OpenStack 04/02/2016 (p.m.)

  • The article is wide of the mark, based on analysis of Executive Branch policy rather than the governing law such as the Freedom of Information Act. And I still find it somewhat ludicrous that a third party with knowledge of the defect could succeed in convincing a court that knowledge of a defect in a company's product is trade-secret proprietary information. "Your honor, my client has discovered a way to break into Mr. Tim Cook's house without a key to his house. That is a valuable trade secret that this Court must keep Mr. Cook from learning." Pow! The Computer Fraud and Abuse Act makes it a crime to access a computer that can connect to the Internet by exploiting a software bug. 

    Tags: surveillance state, Apple, FBI, iPhone, encryption, FOIA, litigation

    • The FBI may be allowed to withhold information about how it broke into an iPhone belonging to a gunman in the December San Bernardino shootings, despite a U.S. government policy of disclosing technology security flaws discovered by federal agencies.

      Under the U.S. vulnerabilities equities process, the government is supposed to err in favor of disclosing security issues so companies can devise fixes to protect data. The policy has exceptions for law enforcement, and there are no hard rules about when and how it must be applied.

      Apple Inc has said it would like the government to share how it cracked the iPhone security protections. But the Federal Bureau of Investigation, which has been frustrated by its inability to access data on encrypted phones belonging to criminal suspects, might prefer to keep secret the technique it used to gain access to gunman Syed Farook's phone.

      The referee is likely to be a White House group formed during the Obama administration to review computer security flaws discovered by federal agencies and decide whether they should be disclosed.

    • Stewart Baker, former general counsel of the NSA and now a lawyer with Steptoe & Johnson, said the review process could be complicated if the cracking method is considered proprietary by the third party that assisted the FBI.
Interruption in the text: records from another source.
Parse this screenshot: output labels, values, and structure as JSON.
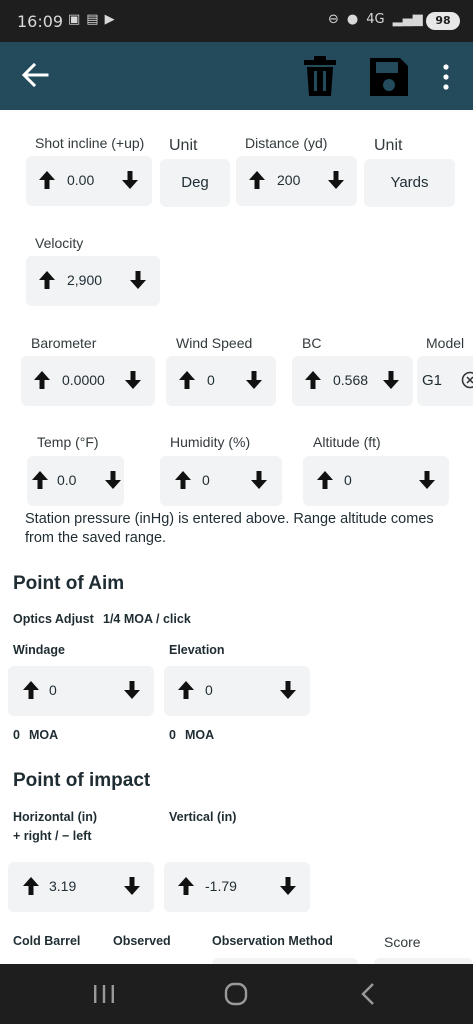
{
  "status_bar": {
    "time": "16:09",
    "network": "4G",
    "battery": "98"
  },
  "app_bar": {
    "icons": [
      "back-arrow-icon",
      "trash-icon",
      "save-icon",
      "more-vert-icon"
    ]
  },
  "shot": {
    "incline_label": "Shot incline (+up)",
    "incline_value": "0.00",
    "incline_unit_label": "Unit",
    "incline_unit_value": "Deg",
    "distance_label": "Distance (yd)",
    "distance_value": "200",
    "distance_unit_label": "Unit",
    "distance_unit_value": "Yards",
    "velocity_label": "Velocity",
    "velocity_value": "2,900"
  },
  "weather": {
    "barometer_label": "Barometer",
    "barometer_value": "0.0000",
    "wind_label": "Wind Speed",
    "wind_value": "0",
    "bc_label": "BC",
    "bc_value": "0.568",
    "model_label": "Model",
    "model_value": "G1",
    "temp_label": "Temp (°F)",
    "temp_value": "0.0",
    "humidity_label": "Humidity (%)",
    "humidity_value": "0",
    "altitude_label": "Altitude (ft)",
    "altitude_value": "0",
    "note": "Station pressure (inHg) is entered above. Range altitude comes from the saved range."
  },
  "aim": {
    "title": "Point of Aim",
    "optics_label": "Optics Adjust",
    "optics_value": "1/4 MOA / click",
    "windage_label": "Windage",
    "windage_value": "0",
    "windage_moa": "0",
    "elevation_label": "Elevation",
    "elevation_value": "0",
    "elevation_moa": "0",
    "moa_unit": "MOA"
  },
  "impact": {
    "title": "Point of impact",
    "horizontal_label": "Horizontal (in)",
    "horizontal_hint": "+ right / − left",
    "horizontal_value": "3.19",
    "vertical_label": "Vertical (in)",
    "vertical_value": "-1.79"
  },
  "bottom_row": {
    "cold_barrel_label": "Cold Barrel",
    "observed_label": "Observed",
    "method_label": "Observation Method",
    "score_label": "Score"
  },
  "colors": {
    "app_bar": "#234b5c",
    "field_bg": "#f1f3f4",
    "status_bar": "#1e1e1e"
  }
}
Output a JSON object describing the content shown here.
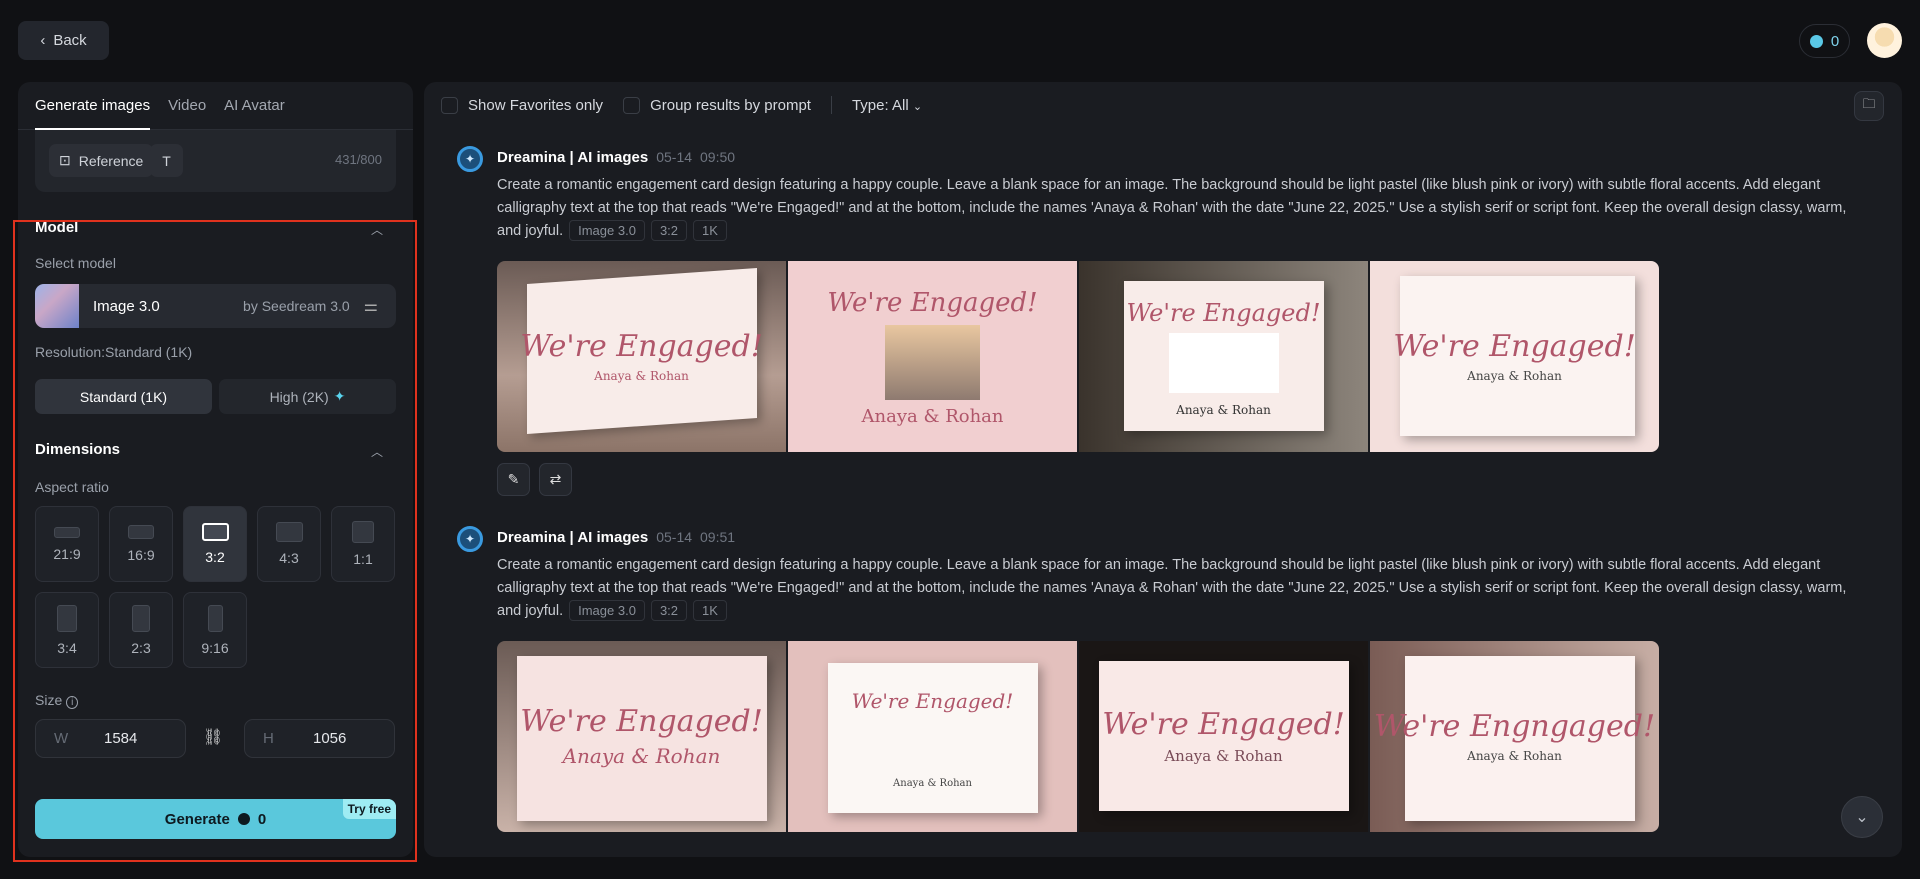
{
  "header": {
    "back_label": "Back",
    "credits": "0"
  },
  "left": {
    "tabs": [
      "Generate images",
      "Video",
      "AI Avatar"
    ],
    "reference_label": "Reference",
    "char_count": "431/800",
    "model_section": "Model",
    "select_model_label": "Select model",
    "model_name": "Image 3.0",
    "model_provider": "by Seedream 3.0",
    "resolution_label": "Resolution:Standard (1K)",
    "res_standard": "Standard (1K)",
    "res_high": "High (2K)",
    "dimensions_section": "Dimensions",
    "aspect_label": "Aspect ratio",
    "aspects": [
      "21:9",
      "16:9",
      "3:2",
      "4:3",
      "1:1",
      "3:4",
      "2:3",
      "9:16"
    ],
    "selected_aspect": "3:2",
    "size_label": "Size",
    "width_key": "W",
    "width": "1584",
    "height_key": "H",
    "height": "1056",
    "generate_label": "Generate",
    "generate_cost": "0",
    "try_free": "Try free"
  },
  "main": {
    "show_favorites": "Show Favorites only",
    "group_results": "Group results by prompt",
    "type_filter": "Type: All",
    "entries": [
      {
        "author": "Dreamina | AI images",
        "date": "05-14",
        "time": "09:50",
        "prompt": "Create a romantic engagement card design featuring a happy couple. Leave a blank space for an image. The background should be light pastel (like blush pink or ivory) with subtle floral accents. Add elegant calligraphy text at the top that reads \"We're Engaged!\" and at the bottom, include the names 'Anaya & Rohan' with the date \"June 22, 2025.\" Use a stylish serif or script font. Keep the overall design classy, warm, and joyful.",
        "tags": [
          "Image 3.0",
          "3:2",
          "1K"
        ],
        "images": [
          {
            "title": "We're Engaged!",
            "names": "Anaya & Rohan"
          },
          {
            "title": "We're Engaged!",
            "names": "Anaya & Rohan"
          },
          {
            "title": "We're Engaged!",
            "names": "Anaya & Rohan"
          },
          {
            "title": "We're Engaged!",
            "names": "Anaya & Rohan"
          }
        ]
      },
      {
        "author": "Dreamina | AI images",
        "date": "05-14",
        "time": "09:51",
        "prompt": "Create a romantic engagement card design featuring a happy couple. Leave a blank space for an image. The background should be light pastel (like blush pink or ivory) with subtle floral accents. Add elegant calligraphy text at the top that reads \"We're Engaged!\" and at the bottom, include the names 'Anaya & Rohan' with the date \"June 22, 2025.\" Use a stylish serif or script font. Keep the overall design classy, warm, and joyful.",
        "tags": [
          "Image 3.0",
          "3:2",
          "1K"
        ],
        "images": [
          {
            "title": "We're Engaged!",
            "names": "Anaya & Rohan"
          },
          {
            "title": "We're Engaged!",
            "names": "Anaya & Rohan"
          },
          {
            "title": "We're Engaged!",
            "names": "Anaya & Rohan"
          },
          {
            "title": "We're Engngaged!",
            "names": "Anaya & Rohan"
          }
        ]
      }
    ]
  },
  "colors": {
    "accent": "#5ac8dc",
    "annotation": "#e0321e"
  }
}
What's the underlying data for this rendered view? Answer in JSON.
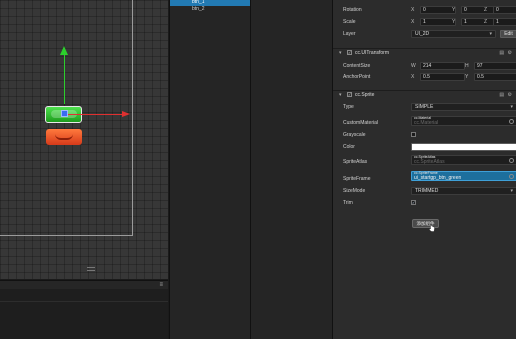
{
  "hierarchy": {
    "items": [
      {
        "label": "btn_1",
        "selected": true
      },
      {
        "label": "btn_2",
        "selected": false
      }
    ]
  },
  "inspector": {
    "rotation": {
      "label": "Rotation",
      "x": "0",
      "y": "0",
      "z": "0"
    },
    "scale": {
      "label": "Scale",
      "x": "1",
      "y": "1",
      "z": "1"
    },
    "layer": {
      "label": "Layer",
      "value": "UI_2D",
      "edit_label": "Edit"
    },
    "uitransform": {
      "title": "cc.UITransform",
      "content_size": {
        "label": "ContentSize",
        "w": "214",
        "h": "97"
      },
      "anchor_point": {
        "label": "AnchorPoint",
        "x": "0.5",
        "y": "0.5"
      }
    },
    "sprite": {
      "title": "cc.Sprite",
      "type": {
        "label": "Type",
        "value": "SIMPLE"
      },
      "custom_material": {
        "label": "CustomMaterial",
        "asset_type": "cc.Material",
        "asset_name": "cc.Material"
      },
      "grayscale": {
        "label": "Grayscale"
      },
      "color": {
        "label": "Color",
        "hex": "#ffffff"
      },
      "sprite_atlas": {
        "label": "SpriteAtlas",
        "asset_type": "cc.SpriteAtlas",
        "asset_name": "cc.SpriteAtlas"
      },
      "sprite_frame": {
        "label": "SpriteFrame",
        "asset_type": "cc.SpriteFrame",
        "asset_name": "ui_startgp_btn_green"
      },
      "size_mode": {
        "label": "SizeMode",
        "value": "TRIMMED"
      },
      "trim": {
        "label": "Trim"
      }
    },
    "add_component_label": "添加组件"
  },
  "axis_labels": {
    "x": "X",
    "y": "Y",
    "z": "Z",
    "w": "W",
    "h": "H"
  },
  "icons": {
    "component_help": "book-icon",
    "component_settings": "gear-icon",
    "console_menu": "menu-icon"
  },
  "colors": {
    "selection": "#227ab3",
    "sprite_frame_field": "#1d6f9d",
    "gizmo_y": "#2ccf2c",
    "gizmo_x": "#e03030"
  }
}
      Several security researchers have pointed to the Israel-based mobile forensics firm Cellebrite as the likely third party that helped the FBI. That company has repeatedly declined comment.


Posted from Diigo. The rest of Open Web group favorite links are here.

Post a Comment